While Iowa has a comprehensive Equal Pay Act, its effectiveness hinges on women taking the initiative to bring legal action against their employers. However, this approach poses a challenge as employers are not obligated to reveal employee salaries. As a result, numerous women remain unaware that they are receiving lower pay compared to their male colleagues.
In Iowa, salaried employees are entitled to various types of leave. The state doesn’t require employers to provide paid sick leave, but the Family and Medical Leave Act can apply in certain situations, granting up to 12 weeks of unpaid leave for caring for family members, addressing health conditions, or dealing with active military duty within eligible workplaces. Job protection is ensured during this leave period. Organ and bone donation leave permits 5 workdays for bone marrow donation and up to 30 workdays for organ donation.
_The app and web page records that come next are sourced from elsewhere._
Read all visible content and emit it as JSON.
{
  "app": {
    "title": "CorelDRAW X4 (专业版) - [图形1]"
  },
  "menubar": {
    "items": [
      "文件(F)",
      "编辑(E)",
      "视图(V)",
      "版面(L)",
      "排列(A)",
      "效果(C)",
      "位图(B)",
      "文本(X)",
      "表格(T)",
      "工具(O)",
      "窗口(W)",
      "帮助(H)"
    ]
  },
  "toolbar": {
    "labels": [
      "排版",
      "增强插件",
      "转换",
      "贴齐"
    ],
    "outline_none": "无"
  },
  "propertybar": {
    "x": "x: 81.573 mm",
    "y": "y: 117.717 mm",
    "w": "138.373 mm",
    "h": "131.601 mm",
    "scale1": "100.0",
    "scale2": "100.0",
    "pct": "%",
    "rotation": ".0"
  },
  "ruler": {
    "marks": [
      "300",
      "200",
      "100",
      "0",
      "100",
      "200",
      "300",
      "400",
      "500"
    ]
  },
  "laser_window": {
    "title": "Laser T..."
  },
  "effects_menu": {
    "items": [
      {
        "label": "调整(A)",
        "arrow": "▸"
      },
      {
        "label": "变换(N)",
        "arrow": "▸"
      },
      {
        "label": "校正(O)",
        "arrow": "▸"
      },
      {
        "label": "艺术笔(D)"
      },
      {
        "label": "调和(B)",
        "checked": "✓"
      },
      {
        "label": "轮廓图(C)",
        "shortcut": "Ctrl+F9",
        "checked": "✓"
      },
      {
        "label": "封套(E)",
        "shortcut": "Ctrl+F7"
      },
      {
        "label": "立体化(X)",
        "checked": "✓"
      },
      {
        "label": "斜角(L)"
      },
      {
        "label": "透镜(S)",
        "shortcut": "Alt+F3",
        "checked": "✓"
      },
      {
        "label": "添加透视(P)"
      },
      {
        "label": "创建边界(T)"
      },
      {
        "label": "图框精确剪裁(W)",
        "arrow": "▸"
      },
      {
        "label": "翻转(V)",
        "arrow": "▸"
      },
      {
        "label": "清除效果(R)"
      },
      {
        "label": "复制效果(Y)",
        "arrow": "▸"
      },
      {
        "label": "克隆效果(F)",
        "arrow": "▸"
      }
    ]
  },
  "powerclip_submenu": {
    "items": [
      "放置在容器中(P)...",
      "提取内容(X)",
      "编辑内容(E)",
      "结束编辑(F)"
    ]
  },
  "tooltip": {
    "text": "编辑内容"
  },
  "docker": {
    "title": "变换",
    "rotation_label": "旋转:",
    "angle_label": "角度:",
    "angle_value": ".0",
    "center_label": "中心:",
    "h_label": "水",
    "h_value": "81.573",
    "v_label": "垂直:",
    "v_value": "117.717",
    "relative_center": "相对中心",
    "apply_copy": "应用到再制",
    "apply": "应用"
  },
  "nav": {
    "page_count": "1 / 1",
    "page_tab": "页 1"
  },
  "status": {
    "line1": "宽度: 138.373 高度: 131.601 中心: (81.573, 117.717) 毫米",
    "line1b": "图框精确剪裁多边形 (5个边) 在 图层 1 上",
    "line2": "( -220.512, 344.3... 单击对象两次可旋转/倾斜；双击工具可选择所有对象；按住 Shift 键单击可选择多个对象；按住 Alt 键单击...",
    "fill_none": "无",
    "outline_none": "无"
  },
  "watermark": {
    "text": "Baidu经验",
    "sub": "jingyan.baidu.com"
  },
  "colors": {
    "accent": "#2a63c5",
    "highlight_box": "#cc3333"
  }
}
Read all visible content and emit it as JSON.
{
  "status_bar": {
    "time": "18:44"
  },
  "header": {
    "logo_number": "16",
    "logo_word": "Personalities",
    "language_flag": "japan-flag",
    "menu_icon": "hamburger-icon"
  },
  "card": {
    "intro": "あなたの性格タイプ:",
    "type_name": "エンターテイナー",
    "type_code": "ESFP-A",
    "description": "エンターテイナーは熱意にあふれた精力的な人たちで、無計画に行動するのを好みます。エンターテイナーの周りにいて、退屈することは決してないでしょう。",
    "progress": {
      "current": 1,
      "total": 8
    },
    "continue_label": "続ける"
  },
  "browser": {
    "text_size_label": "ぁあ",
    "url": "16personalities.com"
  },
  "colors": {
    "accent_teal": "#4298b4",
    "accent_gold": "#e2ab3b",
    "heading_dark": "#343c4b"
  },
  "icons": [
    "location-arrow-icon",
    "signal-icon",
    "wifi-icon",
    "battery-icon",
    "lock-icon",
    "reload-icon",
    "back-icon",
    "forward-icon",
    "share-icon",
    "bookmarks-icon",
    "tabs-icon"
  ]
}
Iowa employers must allow jury duty leave without penalizing employees, though it’s unpaid. Voting time leave mandates 3 hours of paid time off for voting, and emergency response leave is available for volunteer medical service personnel and firefighters during emergencies. Military leave for state employees offers 30 paid days per calendar year for National Guard, Armed Forces, Civil Air Patrol, and Army Nurse Corps service members.
In Iowa, state regulations concerning breaks for standard employees are absent, leading employers to follow federal guidelines. According to federal law, employers are not obligated to furnish meal breaks. The only specific break-related rules apply to minors working under an employer. These minor employees are entitled to a 30-minute break after every 5 consecutive hours of work. However, employers have the option to provide meal breaks. Breaks lasting 20 minutes or less are compensated, while those exceeding 20 minutes are classified as unpaid meal breaks.
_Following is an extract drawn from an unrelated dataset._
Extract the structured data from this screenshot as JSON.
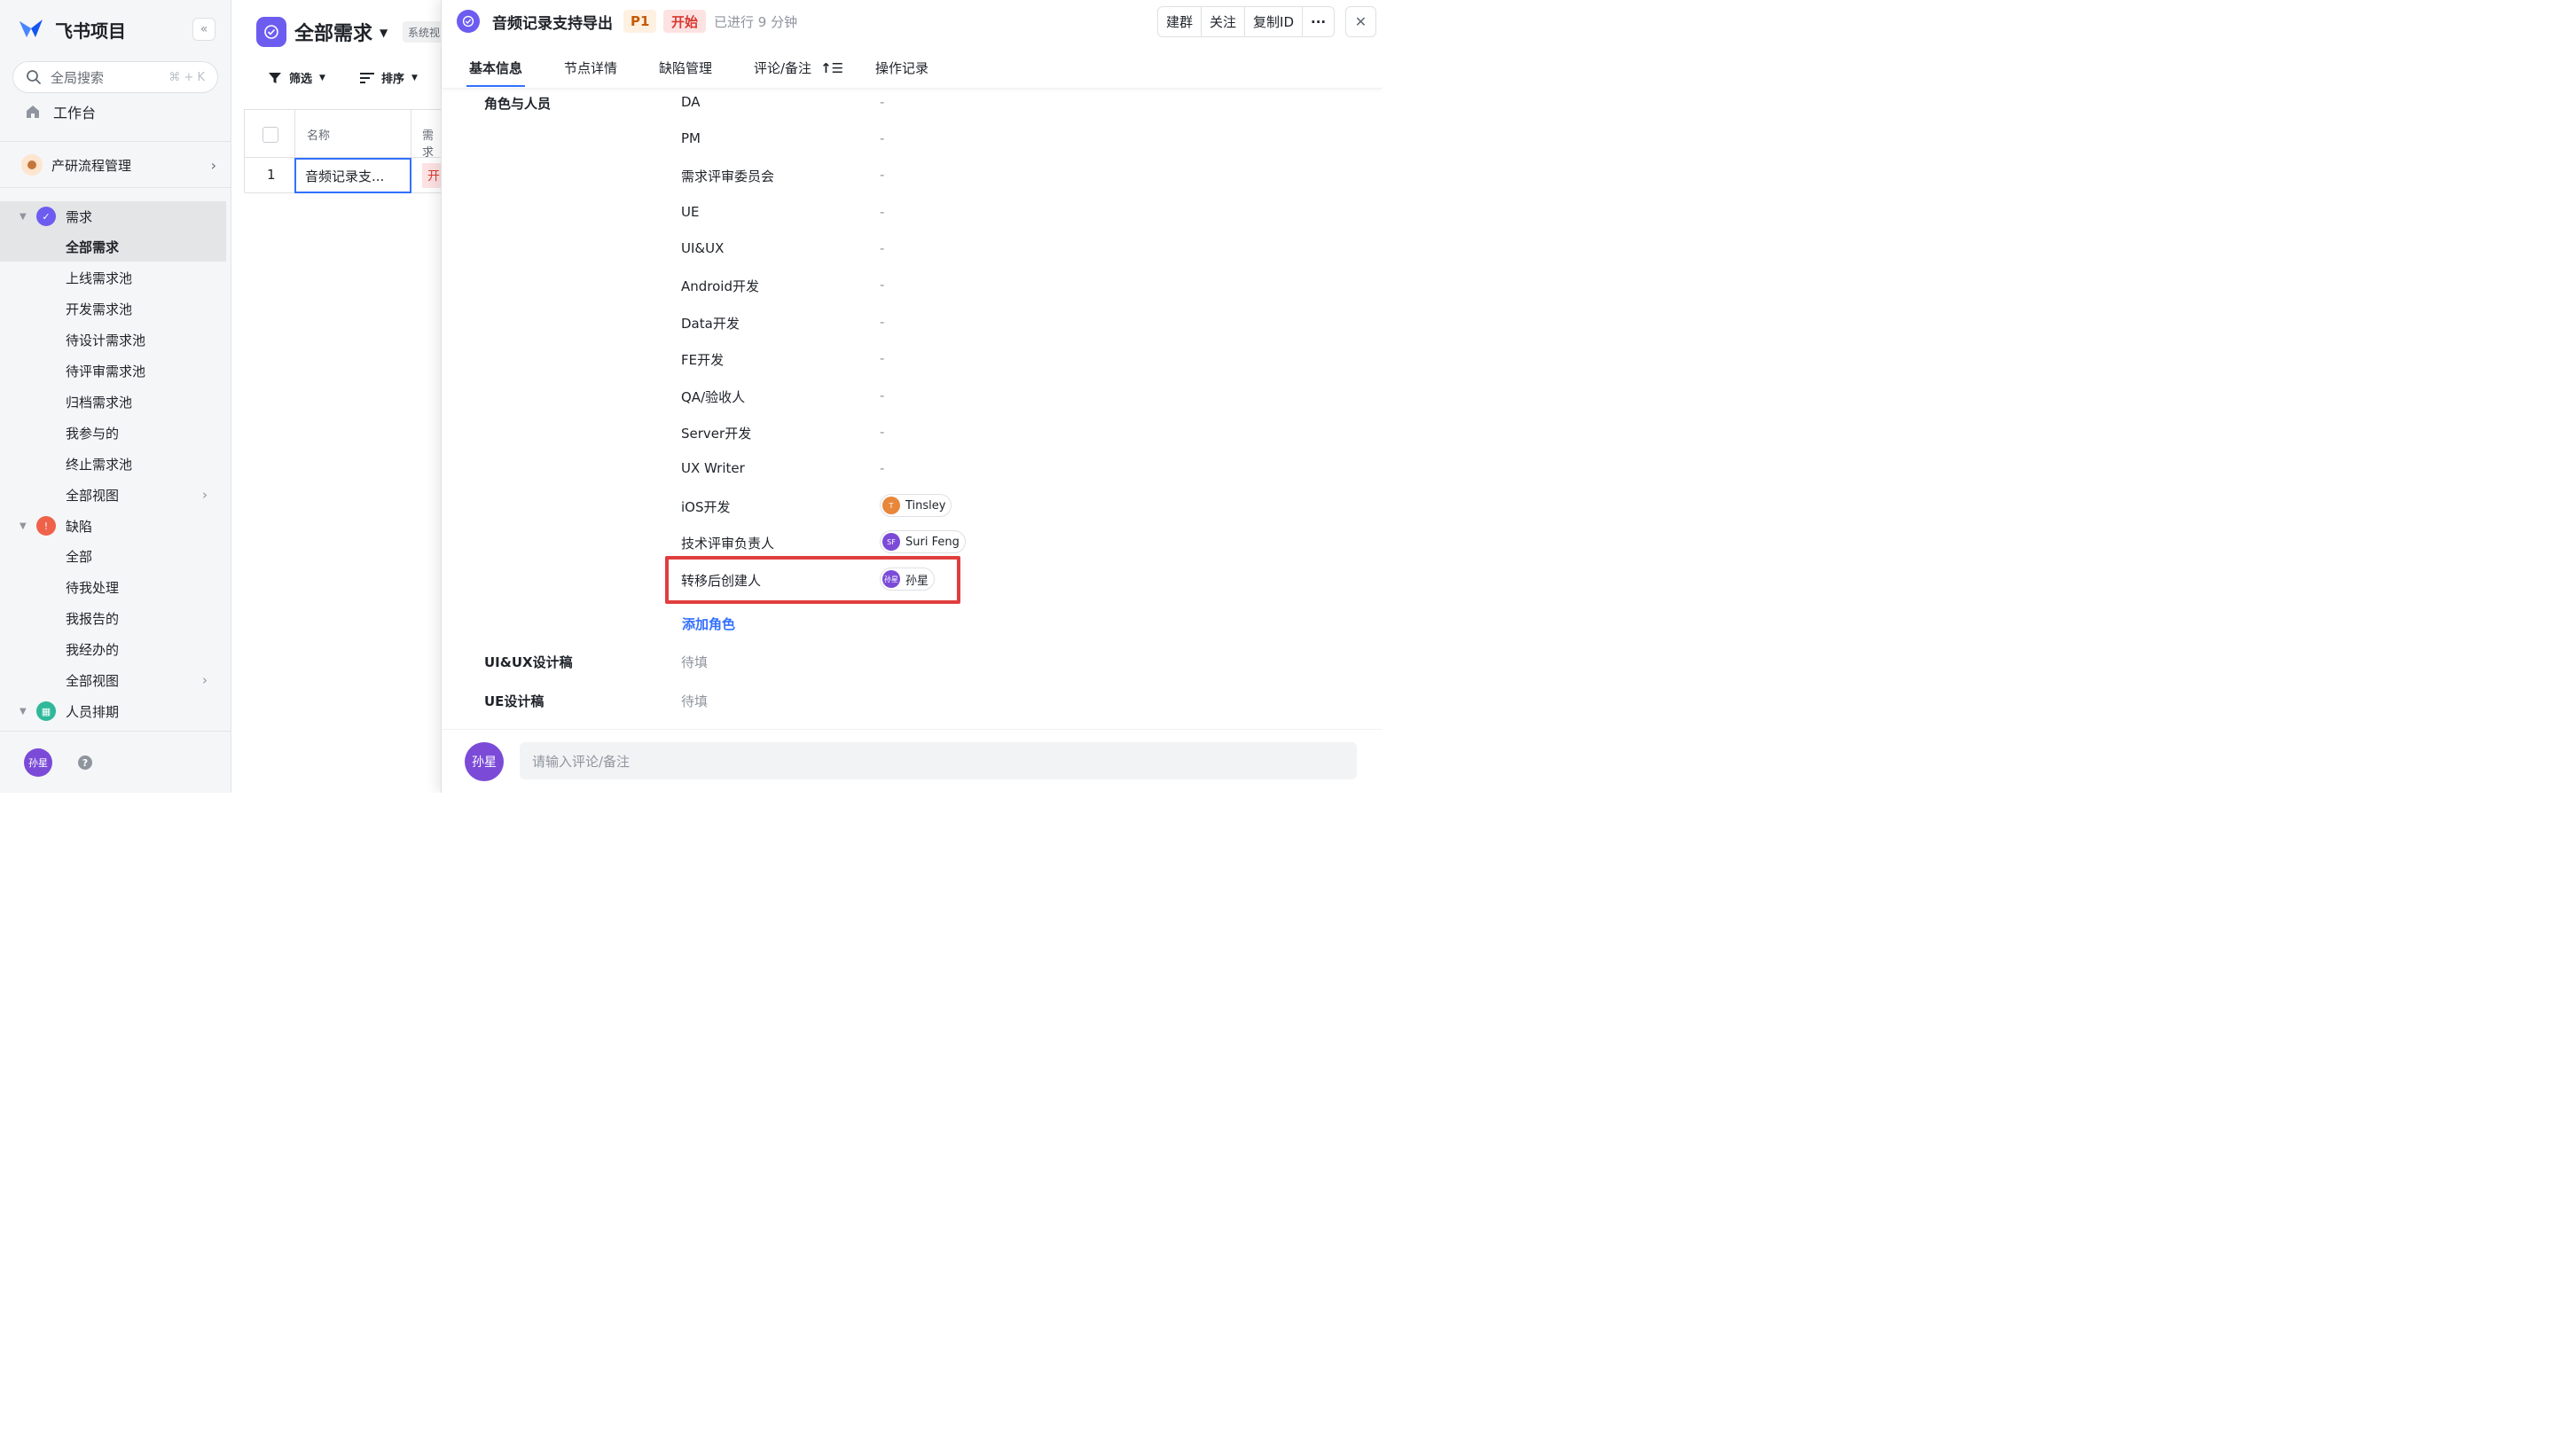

Employers in Iowa are prohibited from making specific wage deductions or withholding rightful payments, unless it is mandated by law or with written employee authorization.
Deductions are permissible for taxes, contributions to employee benefits like 401(k) plans, and health insurance, as long as the employee provides consent. However, According to Iowa Code § 91A.5, deductions cannot be made for cash shortages in shared registers, losses from checks accepted by employee discretion, property damage or credit losses, and stolen property. Gratuities from customers, personal protective equipment costs (except clothing), and certain return-to-work expenses cannot be deducted either.
In Iowa, the employment-at-will principle permits employees to be dismissed for any reason during their contract period. Nonetheless, it’s crucial to emphasize that terminating someone based on discrimination or retaliation is against the law. As outlined by state regulations, employers are required to furnish their employees with their final wage on the upcoming regular payday, irrespective of the reason for their termination.
Learn more about Iowa Labor Laws through our detailed guide.
Important Cautionary Note
When making this guide we have tried to make it accurate but we do not give any guarantee that the information provided is correct or up-to-date. We therefore strongly advise you seek advice from qualified professionals before acting on any information provided in this guide. We do not accept any liability for any damages or risks incurred for use of this guide.